The most important point in this assembly line would be having the appropriate program office ready to catch the capability in stride. Leaders in the acquisition community would allocate programs transitioning out of R&D/T&E to the appropriate program office, so no one entity is overwhelmed with new starts while trying to sustain existing programs of record. Forecasting the sundown of existing programs would make room for replacements. This would be made easier if programs of record were “buckets,” with the ability to keep up with technological change.
Another opportunity in this process would be to establish “technology shelves,” where newly developed material solutions could be placed for the fleet to purchase with their own funding. This would go a long way to balancing the operational risk–acquisition risk equation and achieving the “speed to the fleet” the fleet desires, while alleviating pressure on the acquisition community to accomplish all the contracting work. A great example of this is small unmanned aerial systems, where the technology is changing so rapidly that it makes more sense to validate these capabilities and then put them on a tech shelf for the fleet to purchase as disposable end items.
For years, the Sea Services have been attempting to make do with the existing acquisitions methodology, and it is clear to all that they are falling behind. It is time to rethink the process.
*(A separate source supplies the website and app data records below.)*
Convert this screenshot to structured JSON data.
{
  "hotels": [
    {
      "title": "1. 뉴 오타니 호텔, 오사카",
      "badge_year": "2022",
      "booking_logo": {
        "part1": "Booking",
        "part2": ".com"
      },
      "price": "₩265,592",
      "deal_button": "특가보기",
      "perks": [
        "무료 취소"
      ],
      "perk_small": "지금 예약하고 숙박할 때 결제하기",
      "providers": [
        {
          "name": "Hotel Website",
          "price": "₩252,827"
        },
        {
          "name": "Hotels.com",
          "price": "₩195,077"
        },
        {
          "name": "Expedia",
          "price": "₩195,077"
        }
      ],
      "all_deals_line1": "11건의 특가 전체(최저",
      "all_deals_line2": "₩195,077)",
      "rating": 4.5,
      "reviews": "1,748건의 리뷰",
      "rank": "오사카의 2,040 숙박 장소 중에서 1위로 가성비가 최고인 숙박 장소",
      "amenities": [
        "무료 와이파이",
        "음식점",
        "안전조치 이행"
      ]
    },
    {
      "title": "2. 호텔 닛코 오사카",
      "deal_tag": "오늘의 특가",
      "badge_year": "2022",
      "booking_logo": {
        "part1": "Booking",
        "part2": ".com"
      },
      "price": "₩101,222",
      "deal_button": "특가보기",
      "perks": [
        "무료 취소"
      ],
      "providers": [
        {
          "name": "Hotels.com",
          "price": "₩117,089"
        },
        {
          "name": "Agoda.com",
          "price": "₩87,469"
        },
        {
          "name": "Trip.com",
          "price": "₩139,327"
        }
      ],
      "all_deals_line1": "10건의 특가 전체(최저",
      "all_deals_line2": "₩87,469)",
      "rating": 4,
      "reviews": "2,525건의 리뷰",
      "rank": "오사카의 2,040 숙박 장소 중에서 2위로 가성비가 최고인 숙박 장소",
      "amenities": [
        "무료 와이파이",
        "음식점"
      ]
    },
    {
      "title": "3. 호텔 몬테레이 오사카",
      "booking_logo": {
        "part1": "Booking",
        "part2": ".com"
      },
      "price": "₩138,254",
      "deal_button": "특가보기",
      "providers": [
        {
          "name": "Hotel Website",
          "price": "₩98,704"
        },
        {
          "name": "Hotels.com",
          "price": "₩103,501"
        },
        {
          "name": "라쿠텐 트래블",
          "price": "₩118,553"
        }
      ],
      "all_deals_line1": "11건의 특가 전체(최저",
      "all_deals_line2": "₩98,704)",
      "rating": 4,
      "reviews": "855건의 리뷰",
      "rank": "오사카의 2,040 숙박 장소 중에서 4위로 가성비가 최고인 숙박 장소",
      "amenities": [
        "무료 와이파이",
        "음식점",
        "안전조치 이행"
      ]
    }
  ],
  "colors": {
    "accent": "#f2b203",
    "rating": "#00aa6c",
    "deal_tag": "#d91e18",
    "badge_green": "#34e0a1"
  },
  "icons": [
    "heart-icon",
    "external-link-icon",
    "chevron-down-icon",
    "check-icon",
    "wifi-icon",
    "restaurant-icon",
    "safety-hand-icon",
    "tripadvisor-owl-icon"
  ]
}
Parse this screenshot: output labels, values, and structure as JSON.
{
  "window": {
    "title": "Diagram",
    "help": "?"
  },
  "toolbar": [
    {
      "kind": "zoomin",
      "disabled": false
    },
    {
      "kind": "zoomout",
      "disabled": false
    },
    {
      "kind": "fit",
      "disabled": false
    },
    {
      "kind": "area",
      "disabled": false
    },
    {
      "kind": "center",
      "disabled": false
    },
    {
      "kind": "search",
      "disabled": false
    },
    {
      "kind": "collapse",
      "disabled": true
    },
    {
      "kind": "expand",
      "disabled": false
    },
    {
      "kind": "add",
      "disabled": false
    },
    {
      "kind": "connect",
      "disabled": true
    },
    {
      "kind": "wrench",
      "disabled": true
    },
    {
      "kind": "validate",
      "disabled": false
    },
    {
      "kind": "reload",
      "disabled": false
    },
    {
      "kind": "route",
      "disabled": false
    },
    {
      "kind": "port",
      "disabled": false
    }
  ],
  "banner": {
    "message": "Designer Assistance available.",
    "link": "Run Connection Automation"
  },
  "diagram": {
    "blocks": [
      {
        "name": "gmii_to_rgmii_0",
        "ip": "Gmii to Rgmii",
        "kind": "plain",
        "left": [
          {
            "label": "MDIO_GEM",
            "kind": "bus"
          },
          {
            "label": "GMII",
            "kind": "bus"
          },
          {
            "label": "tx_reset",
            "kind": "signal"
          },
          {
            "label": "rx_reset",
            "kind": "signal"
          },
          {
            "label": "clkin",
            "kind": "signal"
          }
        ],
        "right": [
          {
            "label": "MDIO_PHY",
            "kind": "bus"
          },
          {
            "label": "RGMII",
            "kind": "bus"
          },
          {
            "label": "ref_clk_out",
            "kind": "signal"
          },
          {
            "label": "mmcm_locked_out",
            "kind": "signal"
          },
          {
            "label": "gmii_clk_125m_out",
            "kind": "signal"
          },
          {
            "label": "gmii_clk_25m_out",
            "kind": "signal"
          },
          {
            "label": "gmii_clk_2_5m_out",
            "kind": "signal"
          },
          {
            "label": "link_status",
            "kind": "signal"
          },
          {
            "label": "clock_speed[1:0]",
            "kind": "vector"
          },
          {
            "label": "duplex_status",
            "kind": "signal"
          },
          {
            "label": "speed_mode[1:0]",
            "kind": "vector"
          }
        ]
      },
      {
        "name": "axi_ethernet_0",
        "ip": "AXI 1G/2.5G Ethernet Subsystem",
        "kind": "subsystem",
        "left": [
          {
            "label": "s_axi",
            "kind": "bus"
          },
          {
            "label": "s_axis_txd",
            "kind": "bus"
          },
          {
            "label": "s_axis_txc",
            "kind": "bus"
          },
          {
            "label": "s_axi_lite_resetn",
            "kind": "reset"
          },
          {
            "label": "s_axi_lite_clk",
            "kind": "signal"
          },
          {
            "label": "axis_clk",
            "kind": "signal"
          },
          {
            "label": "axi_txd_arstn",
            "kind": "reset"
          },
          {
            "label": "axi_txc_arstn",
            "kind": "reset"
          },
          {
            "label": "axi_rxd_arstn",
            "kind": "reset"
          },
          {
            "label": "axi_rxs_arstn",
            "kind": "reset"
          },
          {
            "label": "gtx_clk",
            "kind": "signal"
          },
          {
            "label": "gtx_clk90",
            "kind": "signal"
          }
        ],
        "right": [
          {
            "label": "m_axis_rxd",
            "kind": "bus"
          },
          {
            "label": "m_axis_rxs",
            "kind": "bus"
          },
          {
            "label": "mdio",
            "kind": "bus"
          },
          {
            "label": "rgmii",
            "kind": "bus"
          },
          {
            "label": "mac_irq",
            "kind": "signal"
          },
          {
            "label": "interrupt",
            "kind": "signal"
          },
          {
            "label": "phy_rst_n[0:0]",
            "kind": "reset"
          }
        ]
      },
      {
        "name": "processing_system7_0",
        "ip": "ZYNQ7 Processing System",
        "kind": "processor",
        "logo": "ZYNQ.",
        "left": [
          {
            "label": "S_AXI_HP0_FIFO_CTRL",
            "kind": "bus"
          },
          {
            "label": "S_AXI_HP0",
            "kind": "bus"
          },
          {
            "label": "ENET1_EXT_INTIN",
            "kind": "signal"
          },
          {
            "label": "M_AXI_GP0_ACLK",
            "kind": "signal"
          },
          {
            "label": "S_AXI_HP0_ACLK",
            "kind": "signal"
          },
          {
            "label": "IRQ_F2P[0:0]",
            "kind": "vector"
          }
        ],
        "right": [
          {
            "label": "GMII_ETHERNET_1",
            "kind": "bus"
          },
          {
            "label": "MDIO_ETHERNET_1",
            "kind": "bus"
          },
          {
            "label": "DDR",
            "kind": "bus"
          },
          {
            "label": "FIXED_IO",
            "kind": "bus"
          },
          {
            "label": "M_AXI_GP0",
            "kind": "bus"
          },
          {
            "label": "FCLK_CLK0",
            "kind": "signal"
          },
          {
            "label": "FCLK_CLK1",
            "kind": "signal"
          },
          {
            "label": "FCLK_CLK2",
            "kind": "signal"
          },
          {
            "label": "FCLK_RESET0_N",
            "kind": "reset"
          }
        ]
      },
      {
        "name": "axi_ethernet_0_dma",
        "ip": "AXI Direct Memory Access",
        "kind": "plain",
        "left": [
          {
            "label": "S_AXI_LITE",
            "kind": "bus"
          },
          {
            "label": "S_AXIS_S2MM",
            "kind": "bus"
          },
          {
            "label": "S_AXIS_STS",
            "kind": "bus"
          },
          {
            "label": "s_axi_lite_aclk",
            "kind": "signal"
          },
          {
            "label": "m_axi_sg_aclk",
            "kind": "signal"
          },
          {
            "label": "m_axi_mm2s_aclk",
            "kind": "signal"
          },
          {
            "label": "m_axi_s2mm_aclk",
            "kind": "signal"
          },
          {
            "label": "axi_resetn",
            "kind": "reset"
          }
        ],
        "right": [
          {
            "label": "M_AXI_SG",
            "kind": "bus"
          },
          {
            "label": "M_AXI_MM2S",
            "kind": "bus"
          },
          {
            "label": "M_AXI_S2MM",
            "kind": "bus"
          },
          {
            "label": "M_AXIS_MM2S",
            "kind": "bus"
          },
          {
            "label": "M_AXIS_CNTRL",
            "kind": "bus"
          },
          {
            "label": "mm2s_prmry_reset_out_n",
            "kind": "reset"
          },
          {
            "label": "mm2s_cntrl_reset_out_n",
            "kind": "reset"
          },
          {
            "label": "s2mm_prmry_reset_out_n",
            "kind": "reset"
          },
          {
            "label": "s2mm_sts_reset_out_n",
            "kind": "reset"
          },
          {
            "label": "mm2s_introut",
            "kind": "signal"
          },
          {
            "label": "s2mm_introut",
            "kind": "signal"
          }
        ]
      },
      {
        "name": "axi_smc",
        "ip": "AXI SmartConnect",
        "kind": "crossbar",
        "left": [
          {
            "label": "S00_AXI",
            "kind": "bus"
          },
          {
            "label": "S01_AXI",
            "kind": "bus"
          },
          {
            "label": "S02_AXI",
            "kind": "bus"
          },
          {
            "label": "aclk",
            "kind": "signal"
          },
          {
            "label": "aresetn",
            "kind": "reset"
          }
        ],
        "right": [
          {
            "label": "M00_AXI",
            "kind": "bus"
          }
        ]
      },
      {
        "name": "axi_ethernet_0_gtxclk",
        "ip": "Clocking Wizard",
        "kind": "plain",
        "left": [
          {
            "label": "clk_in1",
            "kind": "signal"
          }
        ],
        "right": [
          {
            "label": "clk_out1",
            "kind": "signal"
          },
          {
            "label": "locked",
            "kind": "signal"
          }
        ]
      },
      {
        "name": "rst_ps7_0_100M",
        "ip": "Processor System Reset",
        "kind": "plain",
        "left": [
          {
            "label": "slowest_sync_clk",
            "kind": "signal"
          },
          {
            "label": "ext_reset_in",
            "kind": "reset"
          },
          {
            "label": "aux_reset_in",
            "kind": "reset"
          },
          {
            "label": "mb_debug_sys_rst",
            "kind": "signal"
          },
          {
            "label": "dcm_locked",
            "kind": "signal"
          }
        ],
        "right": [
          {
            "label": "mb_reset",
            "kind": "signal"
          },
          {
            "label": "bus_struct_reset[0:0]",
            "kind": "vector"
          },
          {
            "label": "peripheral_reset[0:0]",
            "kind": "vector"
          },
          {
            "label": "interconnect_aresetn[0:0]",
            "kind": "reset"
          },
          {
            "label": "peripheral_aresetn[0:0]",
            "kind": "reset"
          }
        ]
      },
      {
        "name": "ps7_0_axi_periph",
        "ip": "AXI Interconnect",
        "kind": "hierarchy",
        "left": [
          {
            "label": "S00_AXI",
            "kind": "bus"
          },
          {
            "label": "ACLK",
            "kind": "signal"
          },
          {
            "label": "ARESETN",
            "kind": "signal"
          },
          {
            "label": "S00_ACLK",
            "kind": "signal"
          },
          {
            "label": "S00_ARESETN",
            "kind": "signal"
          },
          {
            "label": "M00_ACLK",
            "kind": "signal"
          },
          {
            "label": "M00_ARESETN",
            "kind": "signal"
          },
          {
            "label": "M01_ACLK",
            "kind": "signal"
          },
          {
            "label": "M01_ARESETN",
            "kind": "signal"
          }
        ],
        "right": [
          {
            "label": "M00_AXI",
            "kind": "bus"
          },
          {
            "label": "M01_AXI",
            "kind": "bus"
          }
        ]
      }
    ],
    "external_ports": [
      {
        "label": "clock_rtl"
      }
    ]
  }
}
1. L. Darina, “How Fast Is Technology Growing Statistics [Updated 2022],” Leftronic, 26 April 2022.
2. John Shanahan and Laura Junor, “We Need a Goldwater-Nichols Act for Emerging Technology,” Defense One, 16 December 2020; and “Project Management: The Incubator for Acquisition Reform,” Federal Times, 11 March 2016.
3. “Ford’s Assembly Line Starts Rolling,” History, updated 30 November 2021.
4. Peter Modigliani, “The Program Side of the Valley of Death,” Mitre AiDA, 17 March 2022.
6. Daisy Thornton, “DoD Confronting ‘Valley of Death,’ Other Innovation Bottlenecks,” Federal News Network, 14 June 2022.
7. C. Todd Lopez, “Over-Prescriptive Requirements Hinder Defense Innovation,” DoD News, 17 June 2020.
8. Title 10—Armed Forces, Subtitle A—General Military Law, Part IV-Service, Supply, and Property, 10 USC 2366a: Renumbered §4251.
9. “Acquisition Process: Milestone Decision Authority (MDA),” AcqNotes, 21 March 2021.
10. “Acquisition Process: Milestone Decision Authority (MDA),” AcqNotes.
11. “Acquisition Process: Milestone Decision Authority (MDA),” AcqNotes.
12. Scott Anthony Cuomo, “From No, to Yes, Maybe, and NIMBY: Explaining Variation in Remotely-Piloted Aircraft Adoption Between the U.S. Air Force and Marine Corps Since 1993,” thesis, Georgetown University, 2020.
13. Megan Eckstein, “Marines Ditch MUX Ship-Based Drone to Pursue Large Land-Based UAX, Smaller Shipboard Vehicle,” USNI News, 10 March 2020.
14. “Acquisition Process: Milestone Decision Authority (MDA),” AcqNotes.